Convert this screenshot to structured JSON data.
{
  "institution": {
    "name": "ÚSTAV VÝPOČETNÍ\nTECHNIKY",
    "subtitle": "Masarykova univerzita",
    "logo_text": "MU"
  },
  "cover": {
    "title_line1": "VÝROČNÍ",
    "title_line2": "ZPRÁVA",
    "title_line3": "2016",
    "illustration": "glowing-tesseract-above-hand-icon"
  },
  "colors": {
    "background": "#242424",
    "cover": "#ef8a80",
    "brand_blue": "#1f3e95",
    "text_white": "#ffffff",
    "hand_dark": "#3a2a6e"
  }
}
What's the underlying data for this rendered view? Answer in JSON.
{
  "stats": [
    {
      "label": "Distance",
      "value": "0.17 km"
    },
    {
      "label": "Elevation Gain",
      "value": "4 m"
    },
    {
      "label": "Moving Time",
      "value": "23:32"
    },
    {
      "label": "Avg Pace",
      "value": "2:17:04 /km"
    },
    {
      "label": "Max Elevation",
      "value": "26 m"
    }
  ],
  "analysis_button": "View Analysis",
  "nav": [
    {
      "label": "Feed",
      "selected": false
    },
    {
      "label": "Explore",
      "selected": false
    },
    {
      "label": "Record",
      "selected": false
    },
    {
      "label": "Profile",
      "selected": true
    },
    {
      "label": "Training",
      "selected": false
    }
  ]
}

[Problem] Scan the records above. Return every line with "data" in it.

[Exercise solution]
Convert this screenshot to structured JSON data.
What's the underlying data for this rendered view? Answer in JSON.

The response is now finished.